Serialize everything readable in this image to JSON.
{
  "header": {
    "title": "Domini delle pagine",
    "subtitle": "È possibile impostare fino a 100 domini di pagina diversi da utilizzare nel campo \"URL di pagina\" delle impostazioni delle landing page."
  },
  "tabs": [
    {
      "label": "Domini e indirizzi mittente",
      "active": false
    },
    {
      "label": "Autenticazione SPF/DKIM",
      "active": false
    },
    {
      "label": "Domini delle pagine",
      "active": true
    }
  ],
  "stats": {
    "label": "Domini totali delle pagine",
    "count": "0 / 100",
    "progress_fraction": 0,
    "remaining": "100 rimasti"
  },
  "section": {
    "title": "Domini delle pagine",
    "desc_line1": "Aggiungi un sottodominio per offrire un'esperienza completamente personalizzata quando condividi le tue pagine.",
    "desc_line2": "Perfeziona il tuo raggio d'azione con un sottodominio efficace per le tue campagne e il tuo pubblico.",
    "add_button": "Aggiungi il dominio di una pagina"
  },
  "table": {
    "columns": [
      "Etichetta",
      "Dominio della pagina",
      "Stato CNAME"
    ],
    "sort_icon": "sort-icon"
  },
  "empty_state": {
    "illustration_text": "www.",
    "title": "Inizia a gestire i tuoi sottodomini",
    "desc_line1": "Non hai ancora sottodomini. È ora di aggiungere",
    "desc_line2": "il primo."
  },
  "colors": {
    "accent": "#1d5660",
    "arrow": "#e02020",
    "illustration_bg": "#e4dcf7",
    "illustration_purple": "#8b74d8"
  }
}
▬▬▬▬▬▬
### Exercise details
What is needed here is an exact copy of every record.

### Solution to this task
Serialize everything readable in this image to JSON.
{
  "header": {
    "title": "Domini delle pagine",
    "subtitle": "È possibile impostare fino a 100 domini di pagina diversi da utilizzare nel campo \"URL di pagina\" delle impostazioni delle landing page."
  },
  "tabs": [
    {
      "label": "Domini e indirizzi mittente",
      "active": false
    },
    {
      "label": "Autenticazione SPF/DKIM",
      "active": false
    },
    {
      "label": "Domini delle pagine",
      "active": true
    }
  ],
  "stats": {
    "label": "Domini totali delle pagine",
    "count": "0 / 100",
    "progress_fraction": 0,
    "remaining": "100 rimasti"
  },
  "section": {
    "title": "Domini delle pagine",
    "desc_line1": "Aggiungi un sottodominio per offrire un'esperienza completamente personalizzata quando condividi le tue pagine.",
    "desc_line2": "Perfeziona il tuo raggio d'azione con un sottodominio efficace per le tue campagne e il tuo pubblico.",
    "add_button": "Aggiungi il dominio di una pagina"
  },
  "table": {
    "columns": [
      "Etichetta",
      "Dominio della pagina",
      "Stato CNAME"
    ],
    "sort_icon": "sort-icon"
  },
  "empty_state": {
    "illustration_text": "www.",
    "title": "Inizia a gestire i tuoi sottodomini",
    "desc_line1": "Non hai ancora sottodomini. È ora di aggiungere",
    "desc_line2": "il primo."
  },
  "colors": {
    "accent": "#1d5660",
    "arrow": "#e02020",
    "illustration_bg": "#e4dcf7",
    "illustration_purple": "#8b74d8"
  }
}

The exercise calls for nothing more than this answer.